Unquestionably, there are legitimate concerns about Chinese protectionist trade practices. But Trump’s go‐it‐alone approach of trying to bully the Chinese with a barrage of illegal unilateral tariffs has accomplished nothing while needlessly worsening US‐China trade relations. Instead of insulting our best allies and imposing illegal tariffs on them, Democrats should work closely with our allies and other trade partners in confronting China within the legal framework of the WTO.
Another one of Trump’s “big lies” about the WTO is that this cannot be done within the existing rules. Yet numerous options for challenging China under current WTO rules have not yet been tried. Joint multilateral actions in WTO dispute settlement are the best way to discipline unfair Chinese trade practices, ensure nondiscriminatory treatment of our own goods and services, and help the Chinese people move more quickly toward creating the broader market economy that will bring both them and us greater prosperity.
In addition to supporting multilateralism in trade by supporting the WTO, Democrats should also support bilateral and regional arrangements for freer trade that can ultimately lead to multilateral trade liberalization. Democrats should take another look at joining the Trans‐Pacific Partnership, which President Barack Obama negotiated but which President Trump rejected on his first day in office. Return by the US to the accord should be conditioned on an agreement by the other 11 countries to implement about 20 provisions that were put on hold when Trump pulled the US out, including intellectual property protections, safeguards against the illegal taking and trade of wildlife, and more.
An openness to trade is a prerequisite to national competitiveness, but it does not guarantee it. A pro‐trade policy for Democrats for 2021 and beyond must be accompanied by domestic policies that enable everyone to share in the gains from trade. Too often, the gains from trade have not been widely shared. But domestic policy, not trade policy, has been largely to blame. Democrats must do much more than has been done during the past generation to help prepare the American people to compete in an increasingly integrated and technologically advanced global economy.
Effective domestic actions to help all Americans make the most of the gains from trade by enhancing American competitiveness in the United States and in global markets are essential. Making it easier for Americans to innovate and compete at home and abroad is a crucial element to continued and broadened American prosperity.

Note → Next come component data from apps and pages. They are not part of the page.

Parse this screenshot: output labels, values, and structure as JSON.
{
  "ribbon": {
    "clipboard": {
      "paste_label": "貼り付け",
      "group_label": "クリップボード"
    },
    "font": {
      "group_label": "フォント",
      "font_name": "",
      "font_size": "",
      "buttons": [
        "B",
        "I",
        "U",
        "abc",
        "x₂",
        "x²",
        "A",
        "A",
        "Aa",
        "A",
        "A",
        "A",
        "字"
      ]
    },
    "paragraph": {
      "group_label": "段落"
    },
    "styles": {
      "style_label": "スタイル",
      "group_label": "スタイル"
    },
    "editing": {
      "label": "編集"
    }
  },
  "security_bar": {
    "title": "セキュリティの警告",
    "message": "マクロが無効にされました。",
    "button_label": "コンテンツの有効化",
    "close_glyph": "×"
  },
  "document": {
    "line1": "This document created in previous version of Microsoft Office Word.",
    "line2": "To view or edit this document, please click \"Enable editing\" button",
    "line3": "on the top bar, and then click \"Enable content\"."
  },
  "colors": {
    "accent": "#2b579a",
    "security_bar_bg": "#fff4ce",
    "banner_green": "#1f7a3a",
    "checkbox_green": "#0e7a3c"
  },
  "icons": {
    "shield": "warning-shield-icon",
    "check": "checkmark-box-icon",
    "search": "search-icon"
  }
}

This article by James Bacchus first appeared in CATO on August 11, 2020.